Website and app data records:
====================
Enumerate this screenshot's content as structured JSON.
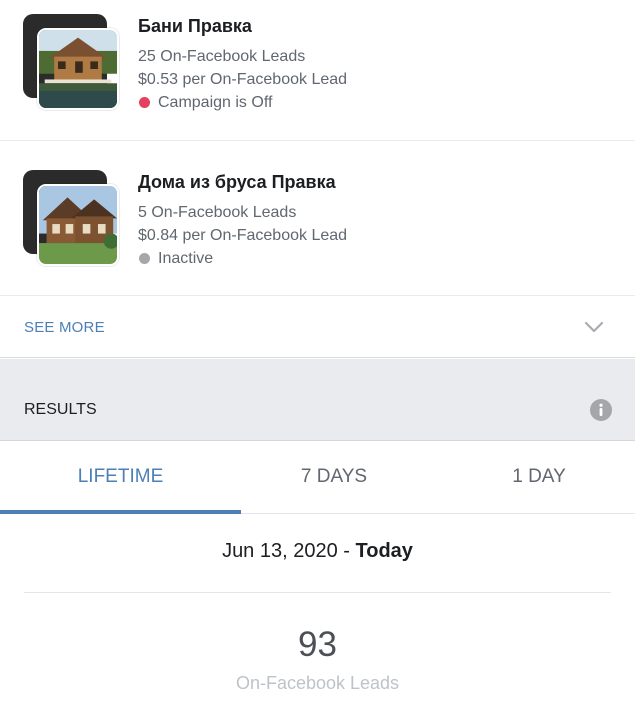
{
  "campaigns": [
    {
      "title": "Бани Правка",
      "leads": "25 On-Facebook Leads",
      "cost": "$0.53 per On-Facebook Lead",
      "status": "Campaign is Off",
      "status_color": "#e4405f",
      "thumbnail": "wooden-bathhouse-photo"
    },
    {
      "title": "Дома из бруса Правка",
      "leads": "5 On-Facebook Leads",
      "cost": "$0.84 per On-Facebook Lead",
      "status": "Inactive",
      "status_color": "#a5a7aa",
      "thumbnail": "timber-house-photo"
    }
  ],
  "see_more": {
    "label": "SEE MORE",
    "icon": "chevron-down-icon"
  },
  "results": {
    "title": "RESULTS",
    "icon": "info-icon"
  },
  "tabs": [
    {
      "label": "LIFETIME",
      "active": true
    },
    {
      "label": "7 DAYS",
      "active": false
    },
    {
      "label": "1 DAY",
      "active": false
    }
  ],
  "date_range": {
    "start": "Jun 13, 2020 - ",
    "end": "Today"
  },
  "metric": {
    "value": "93",
    "label": "On-Facebook Leads"
  },
  "colors": {
    "accent": "#4b7fb6",
    "section_bg": "#e9ebee"
  }
}
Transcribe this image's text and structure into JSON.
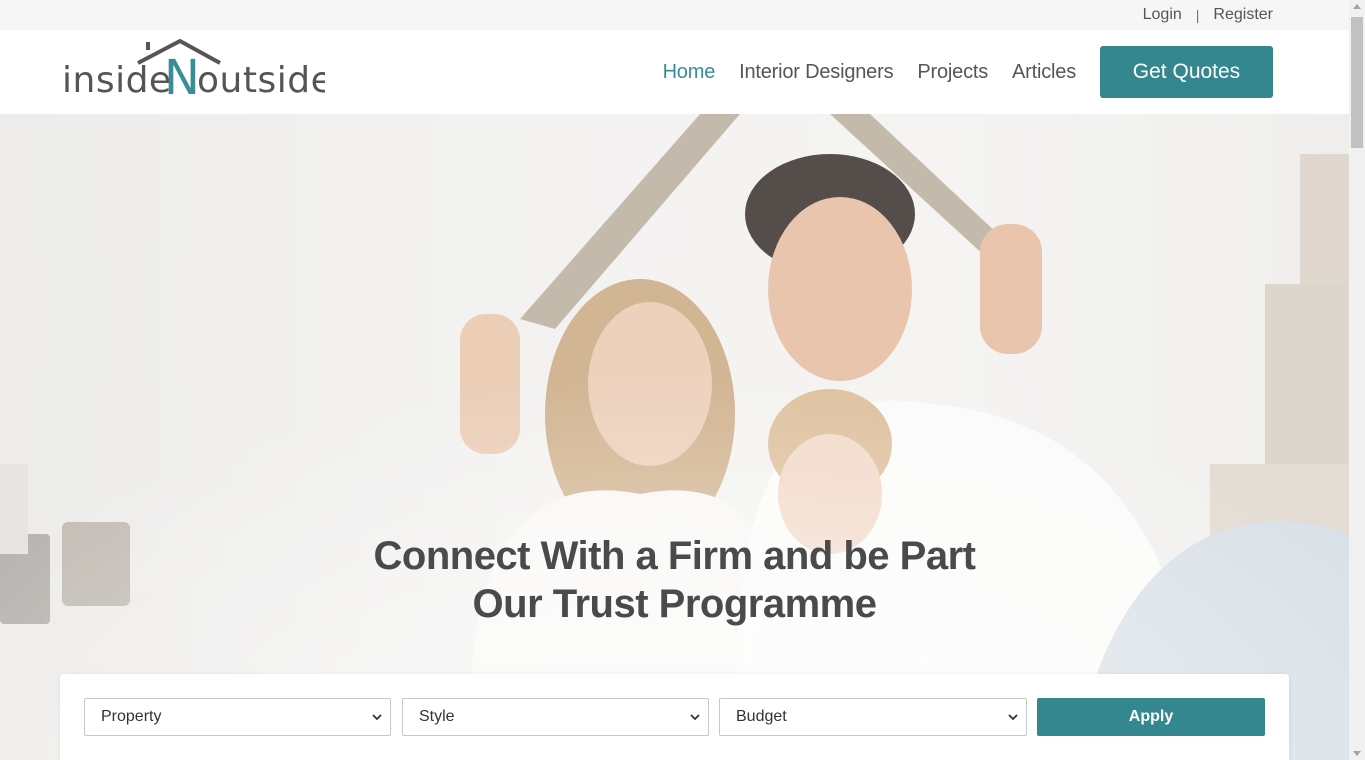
{
  "topbar": {
    "login": "Login",
    "separator": "|",
    "register": "Register"
  },
  "logo": {
    "part1": "inside",
    "part2": "N",
    "part3": "outside"
  },
  "nav": {
    "items": [
      {
        "label": "Home",
        "active": true
      },
      {
        "label": "Interior Designers"
      },
      {
        "label": "Projects"
      },
      {
        "label": "Articles"
      }
    ],
    "cta": "Get Quotes"
  },
  "hero": {
    "title_line1": "Connect With a Firm and be Part",
    "title_line2": "Our Trust Programme"
  },
  "filters": {
    "property": "Property",
    "style": "Style",
    "budget": "Budget",
    "apply": "Apply"
  },
  "colors": {
    "accent": "#34878f",
    "text": "#555555"
  }
}
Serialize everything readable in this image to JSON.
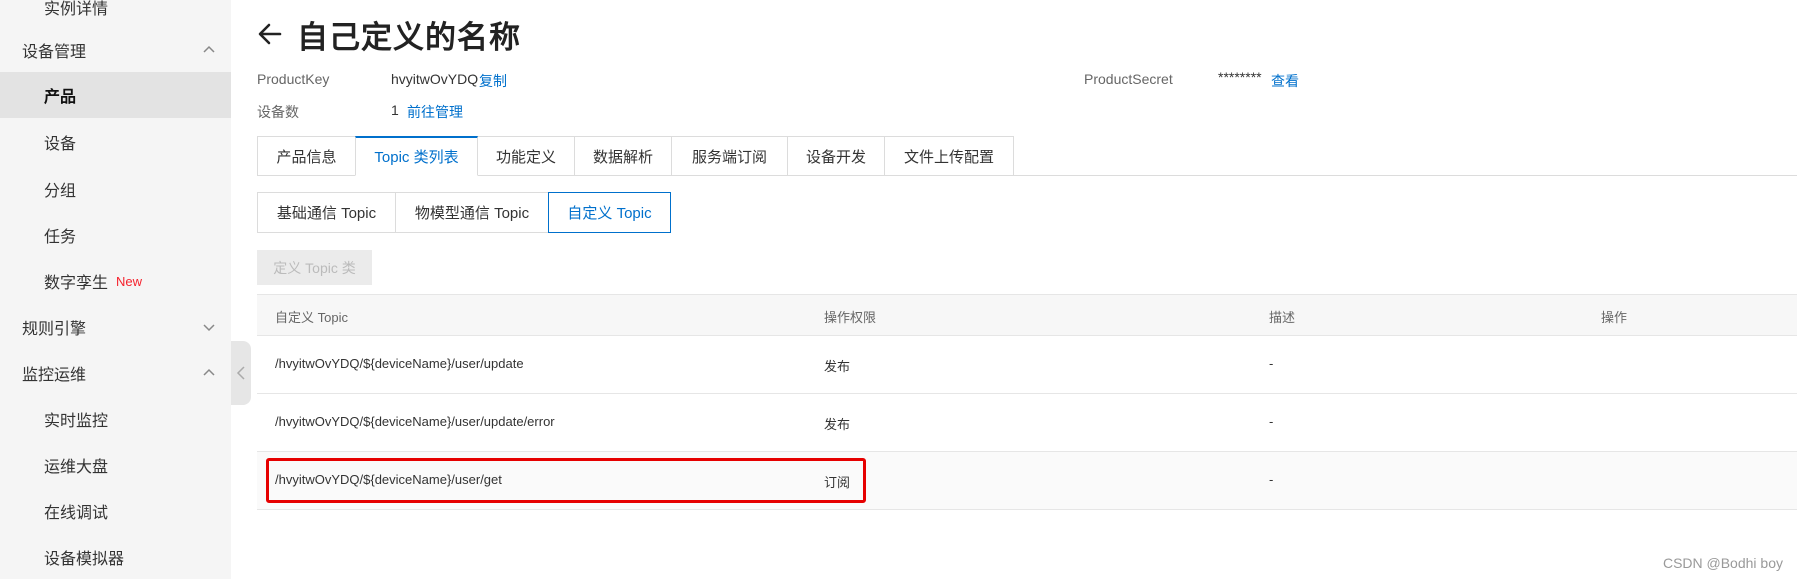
{
  "sidebar": {
    "items": [
      {
        "label": "实例详情",
        "type": "sub-top"
      },
      {
        "label": "设备管理",
        "type": "group",
        "chevron": "up"
      },
      {
        "label": "产品",
        "type": "sub",
        "active": true
      },
      {
        "label": "设备",
        "type": "sub"
      },
      {
        "label": "分组",
        "type": "sub"
      },
      {
        "label": "任务",
        "type": "sub"
      },
      {
        "label": "数字孪生",
        "type": "sub",
        "badge": "New"
      },
      {
        "label": "规则引擎",
        "type": "group",
        "chevron": "down"
      },
      {
        "label": "监控运维",
        "type": "group",
        "chevron": "up"
      },
      {
        "label": "实时监控",
        "type": "sub"
      },
      {
        "label": "运维大盘",
        "type": "sub"
      },
      {
        "label": "在线调试",
        "type": "sub"
      },
      {
        "label": "设备模拟器",
        "type": "sub"
      }
    ]
  },
  "header": {
    "title": "自己定义的名称",
    "product_key_label": "ProductKey",
    "product_key_value": "hvyitwOvYDQ",
    "copy_label": "复制",
    "device_count_label": "设备数",
    "device_count_value": "1",
    "manage_label": "前往管理",
    "product_secret_label": "ProductSecret",
    "product_secret_value": "********",
    "view_label": "查看"
  },
  "tabs": [
    {
      "label": "产品信息"
    },
    {
      "label": "Topic 类列表",
      "active": true
    },
    {
      "label": "功能定义"
    },
    {
      "label": "数据解析"
    },
    {
      "label": "服务端订阅"
    },
    {
      "label": "设备开发"
    },
    {
      "label": "文件上传配置"
    }
  ],
  "subtabs": [
    {
      "label": "基础通信 Topic"
    },
    {
      "label": "物模型通信 Topic"
    },
    {
      "label": "自定义 Topic",
      "active": true
    }
  ],
  "define_button_label": "定义 Topic 类",
  "table": {
    "columns": [
      "自定义 Topic",
      "操作权限",
      "描述",
      "操作"
    ],
    "rows": [
      {
        "topic": "/hvyitwOvYDQ/${deviceName}/user/update",
        "permission": "发布",
        "description": "-"
      },
      {
        "topic": "/hvyitwOvYDQ/${deviceName}/user/update/error",
        "permission": "发布",
        "description": "-"
      },
      {
        "topic": "/hvyitwOvYDQ/${deviceName}/user/get",
        "permission": "订阅",
        "description": "-"
      }
    ]
  },
  "watermark": "CSDN @Bodhi boy",
  "colors": {
    "accent": "#0070cc",
    "highlight": "#e60000",
    "new_badge": "#f5222d",
    "sidebar_bg": "#f5f5f5"
  },
  "icons": {
    "back": "arrow-left-icon",
    "collapse": "chevron-left-icon"
  }
}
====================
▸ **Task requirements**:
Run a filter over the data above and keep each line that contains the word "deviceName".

▸ **Solution below**:
        "topic": "/hvyitwOvYDQ/${deviceName}/user/update",
        "topic": "/hvyitwOvYDQ/${deviceName}/user/update/error",
        "topic": "/hvyitwOvYDQ/${deviceName}/user/get",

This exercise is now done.